Ferrero is proud to announce that it has made significant progress on its action plan to protect and restore forests in Côte d’Ivoire and Ghana as part of the Cocoa & Forest Initiative (CFI), a partnership between the two governments and companies to end deforestation in the cocoa sector.
Our first progress reports (you may download the detailed reports for Côte d’Ivoire and Ghana below) show very promising results on the action plan we released last year, listing all the activities we aim to implement by 2022 to protect and restore forests in the cocoa sector.
We can say with confidence that we are on track and even ahead of schedule to reach our CFI targets for 2022. For over 30% of our CFI indicators we are already close to reaching or have even exceeded our defined goals for 2022. This strong progress was possible due to the trusted partnership we have built with our suppliers over many years. We will even increase the targets where needed to continue delivering on ambitious goals.

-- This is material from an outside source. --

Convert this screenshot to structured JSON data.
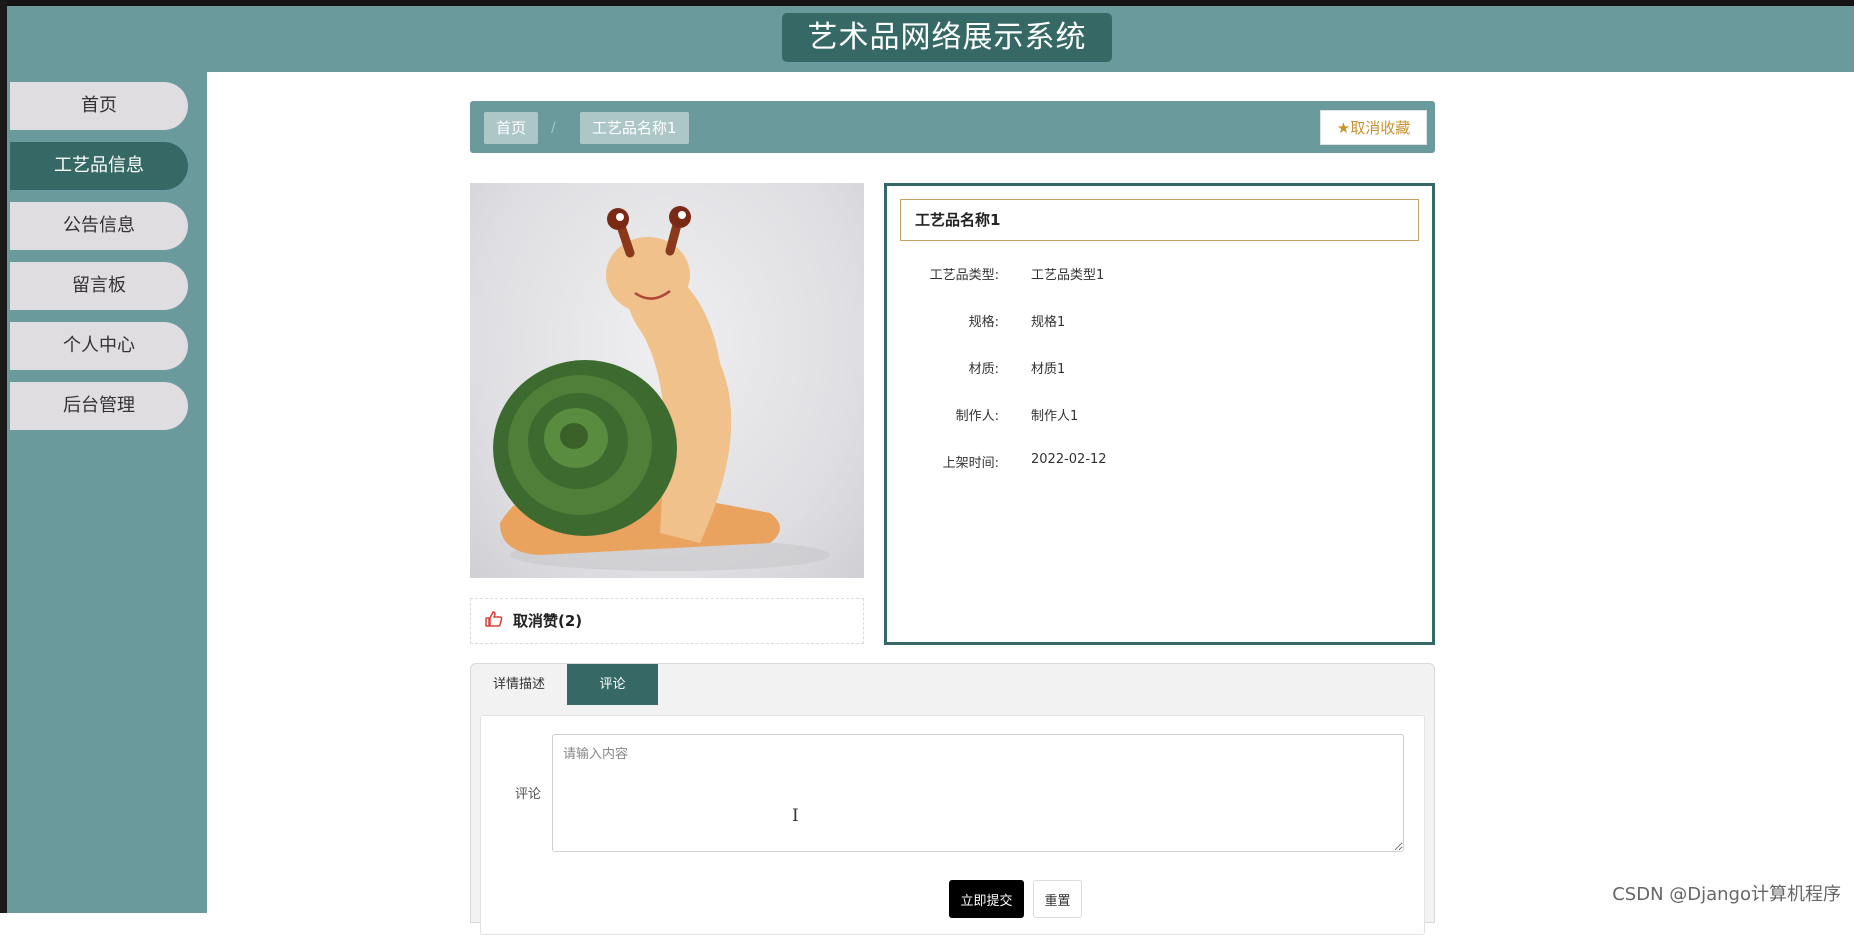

We are proud of our performance in the first year. It energizes us to continue with the same dedication to make sure that we meaningfully contribute to this collective initiative and to the common goal of ending deforestation in the cocoa sector.

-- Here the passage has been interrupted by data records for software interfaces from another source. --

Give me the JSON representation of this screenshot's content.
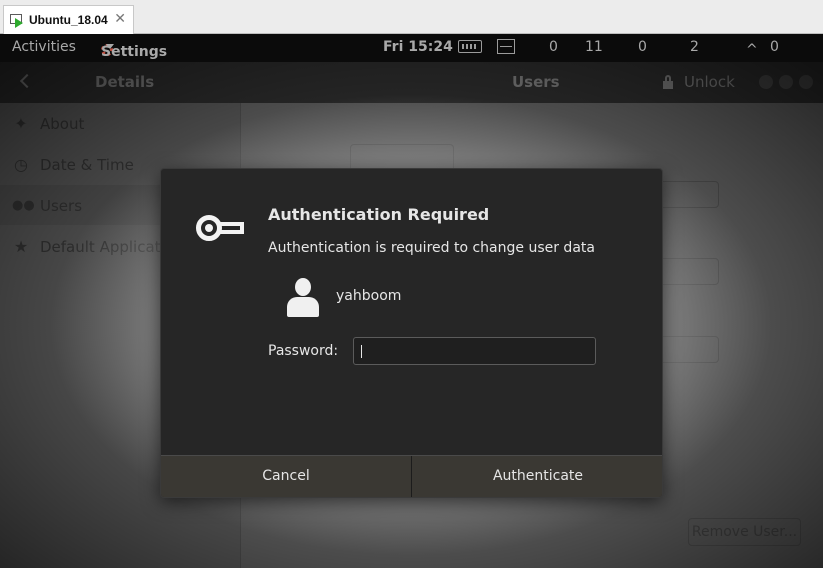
{
  "vbox": {
    "tab_title": "Ubuntu_18.04",
    "close_glyph": "✕"
  },
  "topbar": {
    "activities": "Activities",
    "app_menu": "Settings",
    "clock": "Fri 15:24",
    "indicators": [
      "0",
      "11",
      "0",
      "2",
      "0"
    ],
    "tray_glyph": "^"
  },
  "header": {
    "left_title": "Details",
    "center_title": "Users",
    "unlock_label": "Unlock"
  },
  "sidebar": {
    "items": [
      {
        "label": "About",
        "icon": "star-icon"
      },
      {
        "label": "Date & Time",
        "icon": "clock-icon"
      },
      {
        "label": "Users",
        "icon": "users-icon",
        "selected": true
      },
      {
        "label": "Default Applications",
        "icon": "star-icon"
      }
    ]
  },
  "users_panel": {
    "username": "yahboom",
    "remove_user": "Remove User..."
  },
  "dialog": {
    "title": "Authentication Required",
    "message": "Authentication is required to change user data",
    "user": "yahboom",
    "password_label": "Password:",
    "password_value": "",
    "cancel": "Cancel",
    "authenticate": "Authenticate"
  },
  "colors": {
    "dialog_bg": "#262626",
    "button_bg": "#3a3833",
    "topbar_bg": "#0b0b0b"
  }
}
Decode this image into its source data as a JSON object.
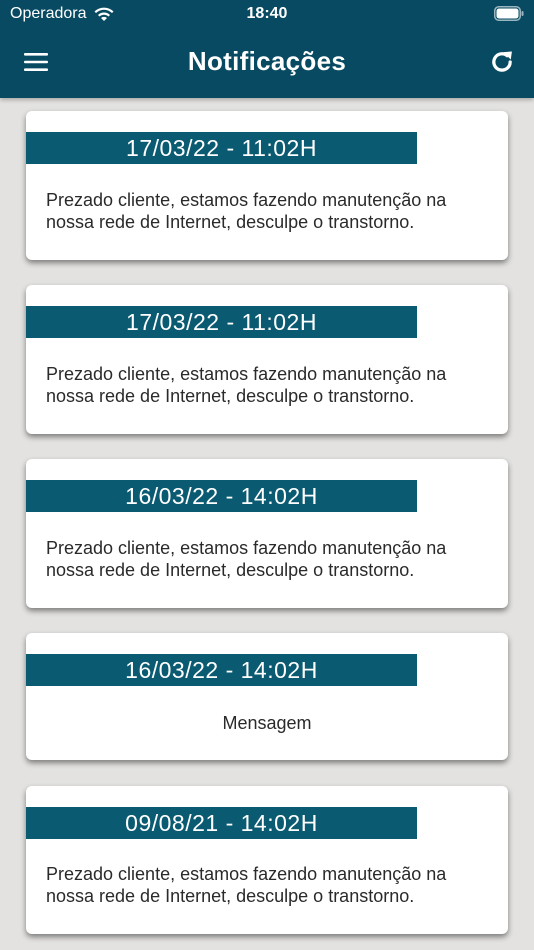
{
  "status": {
    "carrier": "Operadora",
    "time": "18:40"
  },
  "header": {
    "title": "Notificações",
    "menu_icon": "hamburger-menu-icon",
    "refresh_icon": "refresh-icon",
    "background": "#074a61"
  },
  "notifications": [
    {
      "date": "17/03/22 - 11:02H",
      "message": "Prezado cliente, estamos fazendo manutenção na nossa rede de Internet, desculpe o transtorno."
    },
    {
      "date": "17/03/22 - 11:02H",
      "message": "Prezado cliente, estamos fazendo manutenção na nossa rede de Internet, desculpe o transtorno."
    },
    {
      "date": "16/03/22 - 14:02H",
      "message": "Prezado cliente, estamos fazendo manutenção na nossa rede de Internet, desculpe o transtorno."
    },
    {
      "date": "16/03/22 - 14:02H",
      "message": "Mensagem"
    },
    {
      "date": "09/08/21 - 14:02H",
      "message": "Prezado cliente, estamos fazendo manutenção na nossa rede de Internet, desculpe o transtorno."
    }
  ]
}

In the first year, Ferrero showed strong progress especially on the following indicators:
- We mapped more than 140,000 cocoa farms in total in both countries.
- In one year, we developed more than 15,000 hectares of cocoa agroforestry in total in both countries.
- We distributed about 500,000 multi-purpose trees to farmers to plant on their farms.
- We trained over 90,000 farmers and organizations in Good Agricultural Practices and over 32,000 farmers in Climate Smart Cocoa*.
You may find further achievements in the detailed reports below.
We also significantly progressed in our approach to source certified, mapped and traceable cocoa.
- By the end of 2020, all the cocoa in our supply chain will come from sustainable sources.
- By the end of 2020, we aim to have all farmers supplying us with cocoa beans polygon mapped**.
- By the end of 2020, we aim to have all cocoa beans from both Ghana and Côte d’Ivoire segregated***.
These milestones enable us to not buy any cocoa beans from protected areas and to support farmers in a targeted way to adopt agricultural practices that are good for their livelihood and for the environment. We invite you to read some stories from our farmers and partners, which show what concrete impact our activities have.
“With the Cocoa & Forest Initiative we are bringing meaningful and lasting change into the cocoa sector. As Ferrero, we are very proud to contribute to this collective initiative and it is in line with our commitments and values as a family company. Moving forward, Ferrero will continue working to strengthen its cocoa sustainability program with a positive and lasting impact on the cocoa value chain,” says Marco Gonçalves, Chief Procurement & Hazelnut Company Officer at Ferrero.
As part of our CFI commitment, we will report yearly on our progress.
The Ferrero CFI action plan is embedded in Ferrero’s overall cocoa sustainability strategy, which the company is currently updating to define a strong path forward. We invite you to read more about the Ferrero Farming Values Cocoa Program in Ferrero’s annual Corporate Social Responsibility report (pages 128 - 143).
*Climate Smart Cocoa: We train farmers on how to become more resilient to consequences of climate change such as higher temperatures or other extreme weather events but also on how cocoa farming can contribute to mitigate Greenhouse Gas Emissions.
** This is how polygon mapping works and why it is important: Specially trained people walk around the cocoa farm with technological devices to collect multiple GPS points through which they can very precisely identify the location of the farm and measure its size. Based on this information it is then possible to verify that a farm is not located in a protected forest, and to do a more accurate estimate of the total volume a cocoa farmer can produce. This method is more precise than other methods, which collect only a single GPS point of a farm.
*** Segregated, or physically traceable, means that the certified cocoa beans that Ferrero sources from its dedicated farmer groups are kept separate from non-certified cocoa beans – all the way from the farms to our plants. This is an important difference with other standards of sourcing cocoa such as “Mass Balance”, whereby certified and non-certified cocoa beans are mixed in the supply chain before reaching the plants where the end products are produced. By 2019, already 94% of the certified cocoa beans sourced by Ferrero were segregated.